August 29, 2009
Revolutionizing Prosthetics 2009: APL-Led Team Advances Prosthetic Arm Technology
Under Defense Advanced Research Projects Agency (DARPA) sponsorship, APL is leading a revolution in prosthetic arm capabilities, an effort that is producing prostheses with functional capabilities similar to those of native limbs. A multinational team led by APL is in the final stage of development, having sufficiently advanced technology development, systems design, and integration in early prototype work.
DARPA, which commissions “high-risk, high-reward” research to address urgent challenges for the Department of Defense, embarked on a path to revolutionize prosthetics in 2005 when it funded the creation of a mechanical arm that would look, feel, perform, and be controlled like a natural limb. DARPA came to APL to create and lead that complex program, challenging the Laboratory to advance basic research related to neural control mechanisms and the physiological function of the human limb in order to create a state-of-the-art mechanical arm.
Applying the systems engineering approach that is the Laboratory’s hallmark, APL assembled the Revolutionizing Prosthetics (RP) 2009 team, pulling in experts from across The Johns Hopkins University (including the Medical Institutions, Whiting School of Engineering, and Bloomberg School of Public Health) and more than 30 organizations in the United States, Canada, and Europe.
In the first phase of the project, completed in 2007, the team created two increasingly capable prototype limb systems. APL engineers led the development of Proto 1, a fully integrated prosthetic arm that could be controlled naturally, provide sensory feedback, and allow 8 degrees of freedom (DOF)—a level of control far beyond the current state of the art for prosthetic limbs.
APL engineers created a virtual integration environment for patient training, which allowed limb movements and control signals to be configured and recorded during clinical investigations. It also allowed prototype limb movement to be displayed as a virtual model on computer screens shared by partners collaborating on intricate applications. In such a virtual environment, patients test-drive limbs using their own inherent signals for control and provide feedback even before a prosthetic arm is manufactured and fitted, thus optimizing limb performance for each patient and speeding development.
The Proto 2 limb was developed under APL’s direction during 2008. Working closely with RP 2009 partners, Laboratory engineers provided expertise in systems engineering, neural signal analysis and fusion, controls development, neural system design, electronics and software development, limb system design, electronics, and software development.
The Proto 2 limb has 25 DOF, individual finger movements, and dexterity that approaches that of the human limb. APL designed and developed several of its components. Proto 2 was conceived as a benchtop system to show that the team could meet the stringent performance expectations for the final limb and that components would fit within the shape and size of a human arm.
Although Proto 2 was not originally intended to be used with a patient, DARPA asked that it be demonstrated at the DARPA Tech 2007 annual symposium. A Duke University student/team member, who also is an Iraq War amputee, quickly developed a way to demonstrate how the virtual integration environment could be used to train patients in grasp patterns and individual finger movements. That demonstration showed that Proto 2 had unprecedented mechanical agility, natural control, and sensory feedback.

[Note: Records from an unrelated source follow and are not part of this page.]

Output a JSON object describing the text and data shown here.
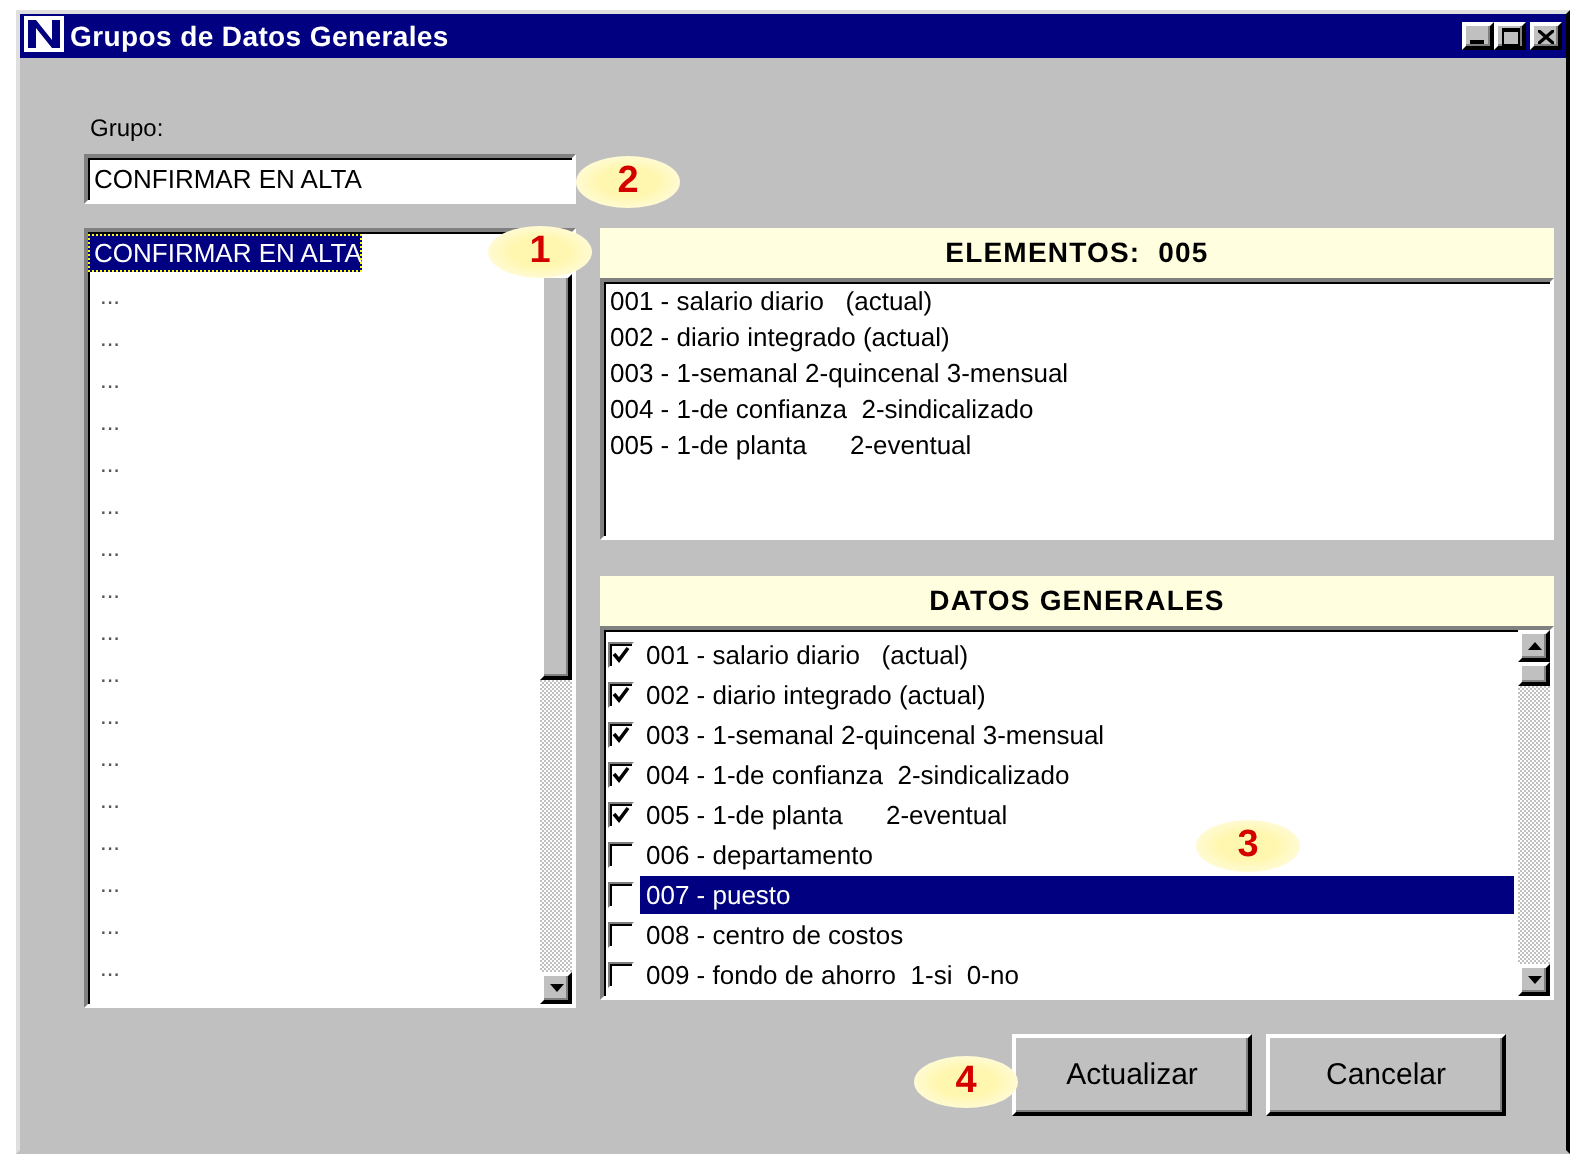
{
  "window": {
    "title": "Grupos de Datos Generales"
  },
  "grupo": {
    "label": "Grupo:",
    "value": "CONFIRMAR EN ALTA"
  },
  "grupos_list": [
    {
      "text": "CONFIRMAR EN ALTA",
      "selected": true
    },
    {
      "text": "...",
      "selected": false
    },
    {
      "text": "...",
      "selected": false
    },
    {
      "text": "...",
      "selected": false
    },
    {
      "text": "...",
      "selected": false
    },
    {
      "text": "...",
      "selected": false
    },
    {
      "text": "...",
      "selected": false
    },
    {
      "text": "...",
      "selected": false
    },
    {
      "text": "...",
      "selected": false
    },
    {
      "text": "...",
      "selected": false
    },
    {
      "text": "...",
      "selected": false
    },
    {
      "text": "...",
      "selected": false
    },
    {
      "text": "...",
      "selected": false
    },
    {
      "text": "...",
      "selected": false
    },
    {
      "text": "...",
      "selected": false
    },
    {
      "text": "...",
      "selected": false
    },
    {
      "text": "...",
      "selected": false
    },
    {
      "text": "...",
      "selected": false
    }
  ],
  "elementos": {
    "title": "ELEMENTOS:  005",
    "items": [
      "001 - salario diario   (actual)",
      "002 - diario integrado (actual)",
      "003 - 1-semanal 2-quincenal 3-mensual",
      "004 - 1-de confianza  2-sindicalizado",
      "005 - 1-de planta      2-eventual"
    ]
  },
  "datos_generales": {
    "title": "DATOS GENERALES",
    "items": [
      {
        "text": "001 - salario diario   (actual)",
        "checked": true,
        "selected": false
      },
      {
        "text": "002 - diario integrado (actual)",
        "checked": true,
        "selected": false
      },
      {
        "text": "003 - 1-semanal 2-quincenal 3-mensual",
        "checked": true,
        "selected": false
      },
      {
        "text": "004 - 1-de confianza  2-sindicalizado",
        "checked": true,
        "selected": false
      },
      {
        "text": "005 - 1-de planta      2-eventual",
        "checked": true,
        "selected": false
      },
      {
        "text": "006 - departamento",
        "checked": false,
        "selected": false
      },
      {
        "text": "007 - puesto",
        "checked": false,
        "selected": true
      },
      {
        "text": "008 - centro de costos",
        "checked": false,
        "selected": false
      },
      {
        "text": "009 - fondo de ahorro  1-si  0-no",
        "checked": false,
        "selected": false
      }
    ]
  },
  "buttons": [
    "Actualizar",
    "Cancelar"
  ],
  "callouts": [
    "1",
    "2",
    "3",
    "4"
  ]
}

Building on Early Accomplishments
In 2008, DARPA proceeded with the second phase of the RP 2009 project, in which the team added more advanced control and sensory feedback mechanisms and researched other sensory feedback and neural interface mechanisms. These features will give prosthesis users a sense of touch, temperature, pressure, and vibration, as well as a sense of where the limb is situated in space. A tactor, an electromechanical device placed on the surface of the chest, currently provides the feedback, but other technologies are being explored as well.
For a patient to operate the prosthesis using his or her own neural system, the team must develop a number of small wireless devices that can be surgically implanted (or injected) to allow access to intramuscular signals. The devices were tested and demonstrated within the virtual integration environment and are now moving through the Food and Drug Administration regulatory approval process.

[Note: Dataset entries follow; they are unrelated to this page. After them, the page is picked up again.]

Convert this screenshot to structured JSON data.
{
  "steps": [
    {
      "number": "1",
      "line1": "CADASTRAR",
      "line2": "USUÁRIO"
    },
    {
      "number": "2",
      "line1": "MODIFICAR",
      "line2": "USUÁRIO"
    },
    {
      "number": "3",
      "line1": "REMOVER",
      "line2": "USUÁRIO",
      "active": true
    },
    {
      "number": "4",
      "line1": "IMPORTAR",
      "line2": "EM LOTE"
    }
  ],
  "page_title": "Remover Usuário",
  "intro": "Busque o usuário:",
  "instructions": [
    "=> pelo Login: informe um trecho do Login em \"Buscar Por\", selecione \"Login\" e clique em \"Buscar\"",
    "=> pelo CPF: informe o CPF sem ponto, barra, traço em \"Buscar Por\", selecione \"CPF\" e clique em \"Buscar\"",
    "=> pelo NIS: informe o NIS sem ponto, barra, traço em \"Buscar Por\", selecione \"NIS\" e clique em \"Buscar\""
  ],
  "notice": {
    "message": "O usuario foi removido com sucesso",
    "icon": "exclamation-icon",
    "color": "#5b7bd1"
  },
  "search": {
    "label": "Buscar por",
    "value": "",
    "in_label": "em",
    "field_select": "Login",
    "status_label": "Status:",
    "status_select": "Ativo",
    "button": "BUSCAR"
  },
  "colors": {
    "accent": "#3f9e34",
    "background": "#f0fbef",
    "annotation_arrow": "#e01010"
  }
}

Also in development is a small peripheral nerve interface device that can be used to record signals from the brain’s sensory and motor centers. The team is exploring how to incorporate these early devices into an integrated motor control and sensory feedback “tool kit” that provides suitable clinical options for a range of injury types and at various levels of corresponding invasiveness. Another challenge is to match the weight of the native limb, which is approximately 7–8 pounds for an average adult. This means that Proto 2 designs must be reduced by nearly 2 pounds.

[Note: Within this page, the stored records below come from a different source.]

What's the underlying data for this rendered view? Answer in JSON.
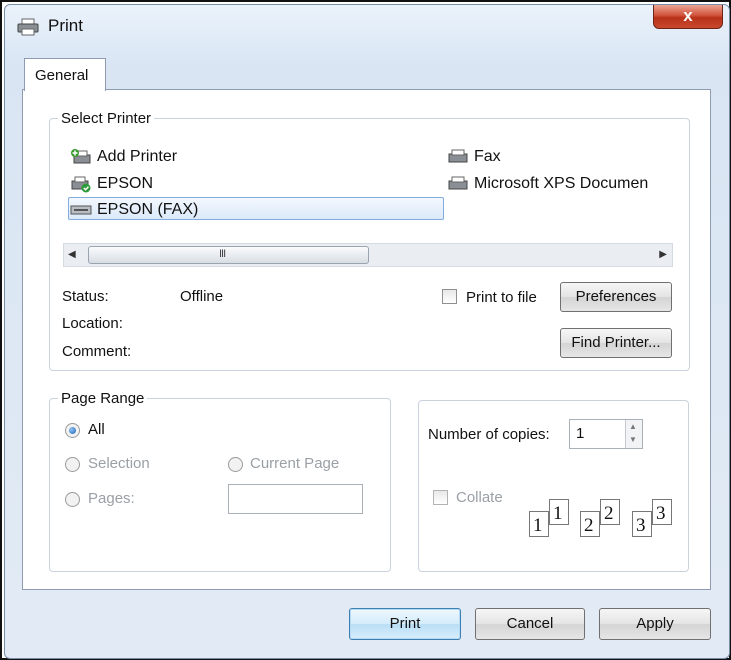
{
  "window": {
    "title": "Print",
    "close_label": "x"
  },
  "tabs": [
    {
      "label": "General"
    }
  ],
  "select_printer": {
    "legend": "Select Printer",
    "printers": [
      {
        "name": "Add Printer",
        "icon": "add-printer-icon"
      },
      {
        "name": "EPSON",
        "icon": "default-printer-icon"
      },
      {
        "name": "EPSON  (FAX)",
        "icon": "fax-printer-icon",
        "selected": true
      },
      {
        "name": "Fax",
        "icon": "printer-icon"
      },
      {
        "name": "Microsoft XPS Documen",
        "icon": "printer-icon"
      }
    ],
    "scrollbar_grip": "III",
    "status_label": "Status:",
    "status_value": "Offline",
    "location_label": "Location:",
    "comment_label": "Comment:",
    "print_to_file_label": "Print to file",
    "print_to_file_checked": false,
    "preferences_label": "Preferences",
    "find_printer_label": "Find Printer..."
  },
  "page_range": {
    "legend": "Page Range",
    "all_label": "All",
    "selection_label": "Selection",
    "current_page_label": "Current Page",
    "pages_label": "Pages:",
    "selected": "All",
    "pages_value": ""
  },
  "copies": {
    "number_label": "Number of copies:",
    "value": "1",
    "collate_label": "Collate",
    "collate_checked": false,
    "collate_pages": [
      "1",
      "1",
      "2",
      "2",
      "3",
      "3"
    ]
  },
  "buttons": {
    "print": "Print",
    "cancel": "Cancel",
    "apply": "Apply"
  }
}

There is no shortage of significant challenges ahead for the transdisciplinary team of experts. The RP 2009 program has already achieved significant advances in prosthetic limb research; more improvements await as the team works toward producing an aesthetic and multifunctional mechanical arm that enhances an amputee’s quality of life.